- Task statement -
Your output should reproduce each entry exactly, with none of its pictures.
─── Information ───
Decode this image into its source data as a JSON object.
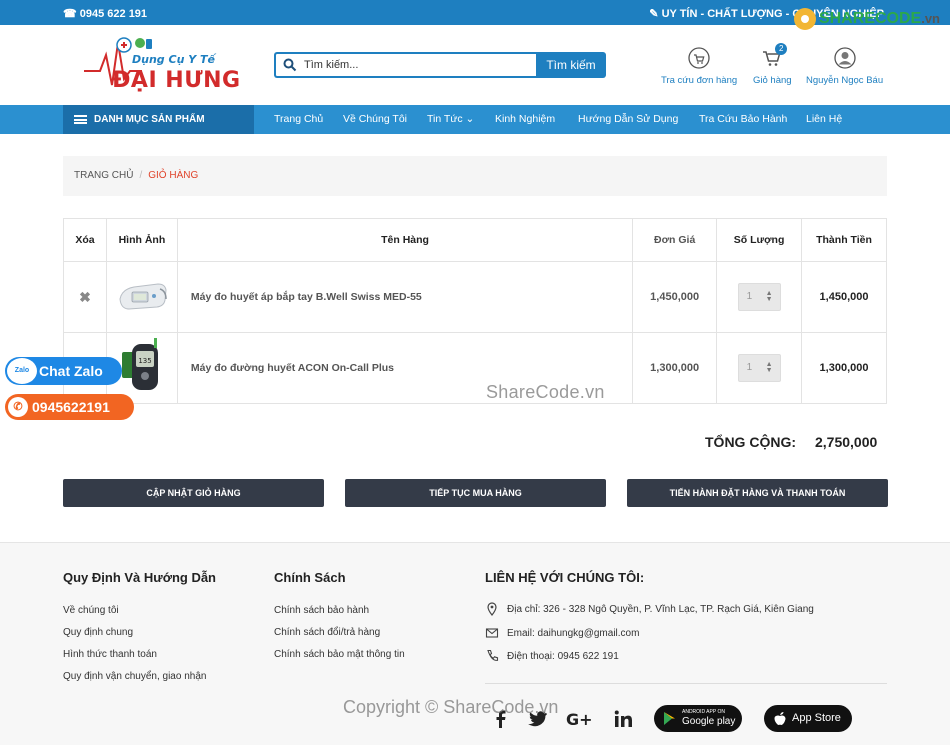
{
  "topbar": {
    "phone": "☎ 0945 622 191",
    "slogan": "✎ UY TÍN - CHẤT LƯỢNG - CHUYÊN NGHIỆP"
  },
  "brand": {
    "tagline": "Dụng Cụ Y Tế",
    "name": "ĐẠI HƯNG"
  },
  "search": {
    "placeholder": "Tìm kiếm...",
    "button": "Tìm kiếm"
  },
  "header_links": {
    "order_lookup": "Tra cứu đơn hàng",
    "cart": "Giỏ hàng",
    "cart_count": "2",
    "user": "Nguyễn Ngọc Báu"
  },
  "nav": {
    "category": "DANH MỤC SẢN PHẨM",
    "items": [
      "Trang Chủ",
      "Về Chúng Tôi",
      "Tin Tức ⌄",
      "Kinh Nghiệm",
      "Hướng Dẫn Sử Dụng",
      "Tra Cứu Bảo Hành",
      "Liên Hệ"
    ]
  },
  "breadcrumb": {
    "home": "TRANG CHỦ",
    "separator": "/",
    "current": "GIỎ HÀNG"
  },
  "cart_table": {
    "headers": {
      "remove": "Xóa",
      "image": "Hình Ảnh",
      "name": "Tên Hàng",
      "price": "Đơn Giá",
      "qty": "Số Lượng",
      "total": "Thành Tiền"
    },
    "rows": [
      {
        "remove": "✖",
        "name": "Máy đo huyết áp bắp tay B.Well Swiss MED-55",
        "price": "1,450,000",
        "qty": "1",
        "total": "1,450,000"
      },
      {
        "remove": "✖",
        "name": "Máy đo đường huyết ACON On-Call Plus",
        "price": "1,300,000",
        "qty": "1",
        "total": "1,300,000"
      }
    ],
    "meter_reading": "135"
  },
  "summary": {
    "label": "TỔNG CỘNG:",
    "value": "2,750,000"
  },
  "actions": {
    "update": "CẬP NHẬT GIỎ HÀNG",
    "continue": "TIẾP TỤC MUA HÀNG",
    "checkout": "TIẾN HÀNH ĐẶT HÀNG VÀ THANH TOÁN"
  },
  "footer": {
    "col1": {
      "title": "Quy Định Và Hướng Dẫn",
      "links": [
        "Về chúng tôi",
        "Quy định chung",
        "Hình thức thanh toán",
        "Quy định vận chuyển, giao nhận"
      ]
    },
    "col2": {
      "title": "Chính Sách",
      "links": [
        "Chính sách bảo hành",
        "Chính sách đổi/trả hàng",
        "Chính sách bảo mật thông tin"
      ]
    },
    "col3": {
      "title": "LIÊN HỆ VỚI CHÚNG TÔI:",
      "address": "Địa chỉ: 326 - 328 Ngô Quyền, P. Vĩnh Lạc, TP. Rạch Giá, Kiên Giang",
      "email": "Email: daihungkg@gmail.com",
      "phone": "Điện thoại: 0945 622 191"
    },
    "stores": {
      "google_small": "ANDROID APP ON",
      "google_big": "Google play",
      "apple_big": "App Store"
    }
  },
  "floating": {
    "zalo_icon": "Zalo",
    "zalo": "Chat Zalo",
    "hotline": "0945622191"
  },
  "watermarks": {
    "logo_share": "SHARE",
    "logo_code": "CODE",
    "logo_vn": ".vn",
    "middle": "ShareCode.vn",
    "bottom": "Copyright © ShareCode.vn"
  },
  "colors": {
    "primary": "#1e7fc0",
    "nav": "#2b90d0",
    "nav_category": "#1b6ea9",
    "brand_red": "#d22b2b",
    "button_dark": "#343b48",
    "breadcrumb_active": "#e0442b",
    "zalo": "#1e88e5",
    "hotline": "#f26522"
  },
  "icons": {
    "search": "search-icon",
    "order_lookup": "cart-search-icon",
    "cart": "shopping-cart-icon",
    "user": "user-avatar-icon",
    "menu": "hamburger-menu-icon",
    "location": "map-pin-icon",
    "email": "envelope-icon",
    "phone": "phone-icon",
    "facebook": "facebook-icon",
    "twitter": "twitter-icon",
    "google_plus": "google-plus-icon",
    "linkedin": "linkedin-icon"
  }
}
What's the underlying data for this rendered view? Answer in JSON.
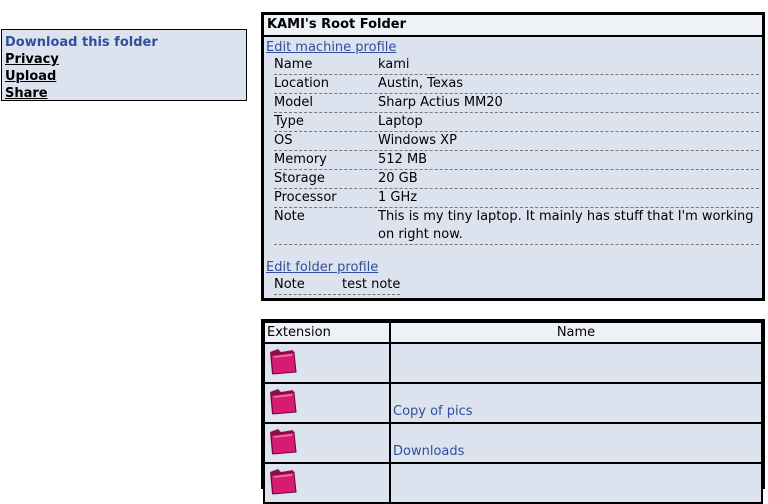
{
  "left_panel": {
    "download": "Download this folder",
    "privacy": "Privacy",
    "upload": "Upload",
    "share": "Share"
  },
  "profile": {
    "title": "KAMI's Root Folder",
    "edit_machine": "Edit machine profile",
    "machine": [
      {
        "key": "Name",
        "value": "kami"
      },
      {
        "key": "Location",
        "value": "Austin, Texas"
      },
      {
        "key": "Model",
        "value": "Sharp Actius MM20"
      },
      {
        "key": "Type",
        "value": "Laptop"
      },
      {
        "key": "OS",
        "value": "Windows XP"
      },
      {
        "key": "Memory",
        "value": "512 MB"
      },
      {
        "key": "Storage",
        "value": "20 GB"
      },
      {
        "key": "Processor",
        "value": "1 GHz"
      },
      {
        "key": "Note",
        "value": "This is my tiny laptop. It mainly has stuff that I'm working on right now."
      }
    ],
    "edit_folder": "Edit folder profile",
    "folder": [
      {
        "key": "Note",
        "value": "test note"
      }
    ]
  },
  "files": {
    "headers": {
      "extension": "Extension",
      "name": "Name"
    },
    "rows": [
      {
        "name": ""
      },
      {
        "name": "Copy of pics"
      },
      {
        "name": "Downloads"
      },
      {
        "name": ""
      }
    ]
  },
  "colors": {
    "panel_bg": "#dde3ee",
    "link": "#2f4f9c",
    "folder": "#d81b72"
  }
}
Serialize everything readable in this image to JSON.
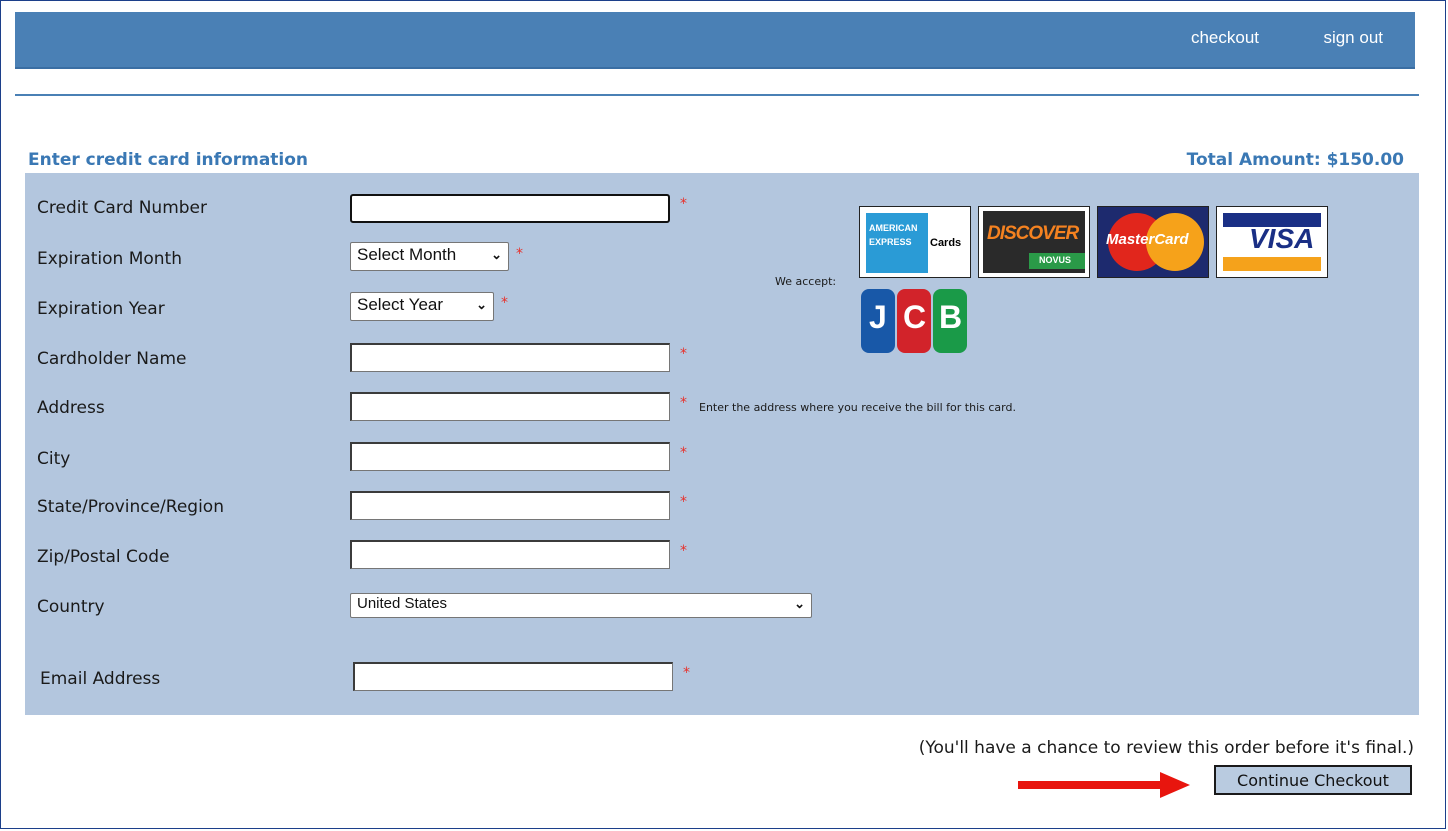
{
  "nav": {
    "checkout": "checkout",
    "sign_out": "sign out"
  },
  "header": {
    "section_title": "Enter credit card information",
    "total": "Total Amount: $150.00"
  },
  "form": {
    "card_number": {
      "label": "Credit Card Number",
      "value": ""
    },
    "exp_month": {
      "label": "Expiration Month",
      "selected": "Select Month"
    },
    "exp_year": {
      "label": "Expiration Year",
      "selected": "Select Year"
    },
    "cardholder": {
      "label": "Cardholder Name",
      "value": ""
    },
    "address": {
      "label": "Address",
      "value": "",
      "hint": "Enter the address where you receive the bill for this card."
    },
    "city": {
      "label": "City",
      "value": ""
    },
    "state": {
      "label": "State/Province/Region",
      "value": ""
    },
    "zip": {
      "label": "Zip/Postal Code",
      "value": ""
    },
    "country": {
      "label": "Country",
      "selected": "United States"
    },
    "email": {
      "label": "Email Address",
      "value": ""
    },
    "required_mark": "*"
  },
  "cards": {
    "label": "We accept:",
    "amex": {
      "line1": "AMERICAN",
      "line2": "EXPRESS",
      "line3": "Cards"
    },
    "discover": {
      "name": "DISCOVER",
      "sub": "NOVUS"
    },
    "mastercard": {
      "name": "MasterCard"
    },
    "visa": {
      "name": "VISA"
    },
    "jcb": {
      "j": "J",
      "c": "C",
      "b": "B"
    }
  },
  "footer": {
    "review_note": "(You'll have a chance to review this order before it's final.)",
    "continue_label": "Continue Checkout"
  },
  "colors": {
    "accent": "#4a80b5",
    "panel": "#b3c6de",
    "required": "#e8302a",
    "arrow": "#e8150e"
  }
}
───
- Task output -
Decode this image into its source data as a JSON object.
{
  "topbar": {
    "phone": "☎ 0945 622 191",
    "slogan": "✎ UY TÍN - CHẤT LƯỢNG - CHUYÊN NGHIỆP"
  },
  "brand": {
    "tagline": "Dụng Cụ Y Tế",
    "name": "ĐẠI HƯNG"
  },
  "search": {
    "placeholder": "Tìm kiếm...",
    "button": "Tìm kiếm"
  },
  "header_links": {
    "order_lookup": "Tra cứu đơn hàng",
    "cart": "Giỏ hàng",
    "cart_count": "2",
    "user": "Nguyễn Ngọc Báu"
  },
  "nav": {
    "category": "DANH MỤC SẢN PHẨM",
    "items": [
      "Trang Chủ",
      "Về Chúng Tôi",
      "Tin Tức ⌄",
      "Kinh Nghiệm",
      "Hướng Dẫn Sử Dụng",
      "Tra Cứu Bảo Hành",
      "Liên Hệ"
    ]
  },
  "breadcrumb": {
    "home": "TRANG CHỦ",
    "separator": "/",
    "current": "GIỎ HÀNG"
  },
  "cart_table": {
    "headers": {
      "remove": "Xóa",
      "image": "Hình Ảnh",
      "name": "Tên Hàng",
      "price": "Đơn Giá",
      "qty": "Số Lượng",
      "total": "Thành Tiền"
    },
    "rows": [
      {
        "remove": "✖",
        "name": "Máy đo huyết áp bắp tay B.Well Swiss MED-55",
        "price": "1,450,000",
        "qty": "1",
        "total": "1,450,000"
      },
      {
        "remove": "✖",
        "name": "Máy đo đường huyết ACON On-Call Plus",
        "price": "1,300,000",
        "qty": "1",
        "total": "1,300,000"
      }
    ],
    "meter_reading": "135"
  },
  "summary": {
    "label": "TỔNG CỘNG:",
    "value": "2,750,000"
  },
  "actions": {
    "update": "CẬP NHẬT GIỎ HÀNG",
    "continue": "TIẾP TỤC MUA HÀNG",
    "checkout": "TIẾN HÀNH ĐẶT HÀNG VÀ THANH TOÁN"
  },
  "footer": {
    "col1": {
      "title": "Quy Định Và Hướng Dẫn",
      "links": [
        "Về chúng tôi",
        "Quy định chung",
        "Hình thức thanh toán",
        "Quy định vận chuyển, giao nhận"
      ]
    },
    "col2": {
      "title": "Chính Sách",
      "links": [
        "Chính sách bảo hành",
        "Chính sách đổi/trả hàng",
        "Chính sách bảo mật thông tin"
      ]
    },
    "col3": {
      "title": "LIÊN HỆ VỚI CHÚNG TÔI:",
      "address": "Địa chỉ: 326 - 328 Ngô Quyền, P. Vĩnh Lạc, TP. Rạch Giá, Kiên Giang",
      "email": "Email: daihungkg@gmail.com",
      "phone": "Điện thoại: 0945 622 191"
    },
    "stores": {
      "google_small": "ANDROID APP ON",
      "google_big": "Google play",
      "apple_big": "App Store"
    }
  },
  "floating": {
    "zalo_icon": "Zalo",
    "zalo": "Chat Zalo",
    "hotline": "0945622191"
  },
  "watermarks": {
    "logo_share": "SHARE",
    "logo_code": "CODE",
    "logo_vn": ".vn",
    "middle": "ShareCode.vn",
    "bottom": "Copyright © ShareCode.vn"
  },
  "colors": {
    "primary": "#1e7fc0",
    "nav": "#2b90d0",
    "nav_category": "#1b6ea9",
    "brand_red": "#d22b2b",
    "button_dark": "#343b48",
    "breadcrumb_active": "#e0442b",
    "zalo": "#1e88e5",
    "hotline": "#f26522"
  },
  "icons": {
    "search": "search-icon",
    "order_lookup": "cart-search-icon",
    "cart": "shopping-cart-icon",
    "user": "user-avatar-icon",
    "menu": "hamburger-menu-icon",
    "location": "map-pin-icon",
    "email": "envelope-icon",
    "phone": "phone-icon",
    "facebook": "facebook-icon",
    "twitter": "twitter-icon",
    "google_plus": "google-plus-icon",
    "linkedin": "linkedin-icon"
  }
}
What's the underlying data for this rendered view? Answer in JSON.
{
  "left_panel": {
    "download": "Download this folder",
    "privacy": "Privacy",
    "upload": "Upload",
    "share": "Share"
  },
  "profile": {
    "title": "KAMI's Root Folder",
    "edit_machine": "Edit machine profile",
    "machine": [
      {
        "key": "Name",
        "value": "kami"
      },
      {
        "key": "Location",
        "value": "Austin, Texas"
      },
      {
        "key": "Model",
        "value": "Sharp Actius MM20"
      },
      {
        "key": "Type",
        "value": "Laptop"
      },
      {
        "key": "OS",
        "value": "Windows XP"
      },
      {
        "key": "Memory",
        "value": "512 MB"
      },
      {
        "key": "Storage",
        "value": "20 GB"
      },
      {
        "key": "Processor",
        "value": "1 GHz"
      },
      {
        "key": "Note",
        "value": "This is my tiny laptop. It mainly has stuff that I'm working on right now."
      }
    ],
    "edit_folder": "Edit folder profile",
    "folder": [
      {
        "key": "Note",
        "value": "test note"
      }
    ]
  },
  "files": {
    "headers": {
      "extension": "Extension",
      "name": "Name"
    },
    "rows": [
      {
        "name": ""
      },
      {
        "name": "Copy of pics"
      },
      {
        "name": "Downloads"
      },
      {
        "name": ""
      }
    ]
  },
  "colors": {
    "panel_bg": "#dde3ee",
    "link": "#2f4f9c",
    "folder": "#d81b72"
  }
}
Serialize everything readable in this image to JSON.
{
  "nav": {
    "checkout": "checkout",
    "sign_out": "sign out"
  },
  "header": {
    "section_title": "Enter credit card information",
    "total": "Total Amount: $150.00"
  },
  "form": {
    "card_number": {
      "label": "Credit Card Number",
      "value": ""
    },
    "exp_month": {
      "label": "Expiration Month",
      "selected": "Select Month"
    },
    "exp_year": {
      "label": "Expiration Year",
      "selected": "Select Year"
    },
    "cardholder": {
      "label": "Cardholder Name",
      "value": ""
    },
    "address": {
      "label": "Address",
      "value": "",
      "hint": "Enter the address where you receive the bill for this card."
    },
    "city": {
      "label": "City",
      "value": ""
    },
    "state": {
      "label": "State/Province/Region",
      "value": ""
    },
    "zip": {
      "label": "Zip/Postal Code",
      "value": ""
    },
    "country": {
      "label": "Country",
      "selected": "United States"
    },
    "email": {
      "label": "Email Address",
      "value": ""
    },
    "required_mark": "*"
  },
  "cards": {
    "label": "We accept:",
    "amex": {
      "line1": "AMERICAN",
      "line2": "EXPRESS",
      "line3": "Cards"
    },
    "discover": {
      "name": "DISCOVER",
      "sub": "NOVUS"
    },
    "mastercard": {
      "name": "MasterCard"
    },
    "visa": {
      "name": "VISA"
    },
    "jcb": {
      "j": "J",
      "c": "C",
      "b": "B"
    }
  },
  "footer": {
    "review_note": "(You'll have a chance to review this order before it's final.)",
    "continue_label": "Continue Checkout"
  },
  "colors": {
    "accent": "#4a80b5",
    "panel": "#b3c6de",
    "required": "#e8302a",
    "arrow": "#e8150e"
  }
}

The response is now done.